WORK REQUEST
Each line of the material must be repeated precisely, with the pictures left out.

EXTRACTED RECORDS
* * * *

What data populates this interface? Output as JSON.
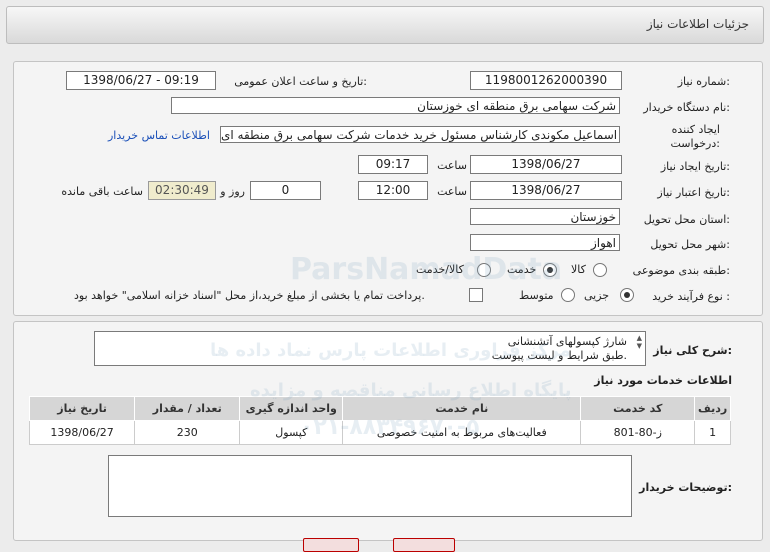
{
  "header": {
    "title": "جزئیات اطلاعات نیاز"
  },
  "form": {
    "need_number_label": "شماره نیاز:",
    "need_number": "1198001262000390",
    "announce_label": "تاریخ و ساعت اعلان عمومی:",
    "announce_value": "1398/06/27 - 09:19",
    "buyer_org_label": "نام دستگاه خریدار:",
    "buyer_org": "شرکت سهامی برق منطقه ای خوزستان",
    "creator_label_1": "ایجاد کننده",
    "creator_label_2": "درخواست:",
    "creator": "اسماعیل مکوندی کارشناس مسئول خرید خدمات شرکت سهامی برق منطقه ای",
    "contact_link": "اطلاعات تماس خریدار",
    "created_date_label": "تاریخ ایجاد نیاز:",
    "created_date": "1398/06/27",
    "time_label": "ساعت",
    "created_time": "09:17",
    "validity_label": "تاریخ اعتبار نیاز:",
    "validity_date": "1398/06/27",
    "validity_time": "12:00",
    "day_label": "روز و",
    "days": "0",
    "remaining_time": "02:30:49",
    "remaining_label": "ساعت باقی مانده",
    "province_label": "استان محل تحویل:",
    "province": "خوزستان",
    "city_label": "شهر محل تحویل:",
    "city": "اهواز",
    "category_label": "طبقه بندی موضوعی:",
    "category_options": [
      "کالا",
      "خدمت",
      "کالا/خدمت"
    ],
    "category_selected": "خدمت",
    "purchase_type_label": "نوع فرآیند خرید :",
    "purchase_options": [
      "جزیی",
      "متوسط"
    ],
    "purchase_selected": "جزیی",
    "payment_note": "پرداخت تمام یا بخشی از مبلغ خرید،از محل \"اسناد خزانه اسلامی\" خواهد بود."
  },
  "description": {
    "label": "شرح کلی نیاز:",
    "line1": "شارژ کپسولهای آتشنشانی",
    "line2": "طبق شرایط و لیست پیوست."
  },
  "services": {
    "title": "اطلاعات خدمات مورد نیاز",
    "columns": [
      "ردیف",
      "کد خدمت",
      "نام خدمت",
      "واحد اندازه گیری",
      "تعداد / مقدار",
      "تاریخ نیاز"
    ],
    "rows": [
      {
        "row": "1",
        "code": "ز-80-801",
        "name": "فعالیت‌های مربوط به امنیت خصوصی",
        "unit": "کپسول",
        "qty": "230",
        "date": "1398/06/27"
      }
    ]
  },
  "buyer_notes": {
    "label": "توضیحات خریدار:"
  },
  "watermark": {
    "line1": "ParsNamadData",
    "line2": "مرکز فراوری اطلاعات پارس نماد داده ها",
    "line3": "پایگاه اطلاع رسانی مناقصه و مزایده",
    "phone": "۰۲۱-۸۸۳۴۹۶۷۰-۵"
  },
  "colors": {
    "link": "#1a4fb8",
    "remaining_bg": "#f0eccd",
    "header_bg": "#d9d9d9"
  }
}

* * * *

EXERCISE OUTPUT
What data populates this interface? Output as JSON.
{
  "header": {
    "title": "جزئیات اطلاعات نیاز"
  },
  "form": {
    "need_number_label": "شماره نیاز:",
    "need_number": "1198001262000390",
    "announce_label": "تاریخ و ساعت اعلان عمومی:",
    "announce_value": "1398/06/27 - 09:19",
    "buyer_org_label": "نام دستگاه خریدار:",
    "buyer_org": "شرکت سهامی برق منطقه ای خوزستان",
    "creator_label_1": "ایجاد کننده",
    "creator_label_2": "درخواست:",
    "creator": "اسماعیل مکوندی کارشناس مسئول خرید خدمات شرکت سهامی برق منطقه ای",
    "contact_link": "اطلاعات تماس خریدار",
    "created_date_label": "تاریخ ایجاد نیاز:",
    "created_date": "1398/06/27",
    "time_label": "ساعت",
    "created_time": "09:17",
    "validity_label": "تاریخ اعتبار نیاز:",
    "validity_date": "1398/06/27",
    "validity_time": "12:00",
    "day_label": "روز و",
    "days": "0",
    "remaining_time": "02:30:49",
    "remaining_label": "ساعت باقی مانده",
    "province_label": "استان محل تحویل:",
    "province": "خوزستان",
    "city_label": "شهر محل تحویل:",
    "city": "اهواز",
    "category_label": "طبقه بندی موضوعی:",
    "category_options": [
      "کالا",
      "خدمت",
      "کالا/خدمت"
    ],
    "category_selected": "خدمت",
    "purchase_type_label": "نوع فرآیند خرید :",
    "purchase_options": [
      "جزیی",
      "متوسط"
    ],
    "purchase_selected": "جزیی",
    "payment_note": "پرداخت تمام یا بخشی از مبلغ خرید،از محل \"اسناد خزانه اسلامی\" خواهد بود."
  },
  "description": {
    "label": "شرح کلی نیاز:",
    "line1": "شارژ کپسولهای آتشنشانی",
    "line2": "طبق شرایط و لیست پیوست."
  },
  "services": {
    "title": "اطلاعات خدمات مورد نیاز",
    "columns": [
      "ردیف",
      "کد خدمت",
      "نام خدمت",
      "واحد اندازه گیری",
      "تعداد / مقدار",
      "تاریخ نیاز"
    ],
    "rows": [
      {
        "row": "1",
        "code": "ز-80-801",
        "name": "فعالیت‌های مربوط به امنیت خصوصی",
        "unit": "کپسول",
        "qty": "230",
        "date": "1398/06/27"
      }
    ]
  },
  "buyer_notes": {
    "label": "توضیحات خریدار:"
  },
  "watermark": {
    "line1": "ParsNamadData",
    "line2": "مرکز فراوری اطلاعات پارس نماد داده ها",
    "line3": "پایگاه اطلاع رسانی مناقصه و مزایده",
    "phone": "۰۲۱-۸۸۳۴۹۶۷۰-۵"
  },
  "colors": {
    "link": "#1a4fb8",
    "remaining_bg": "#f0eccd",
    "header_bg": "#d9d9d9"
  }
}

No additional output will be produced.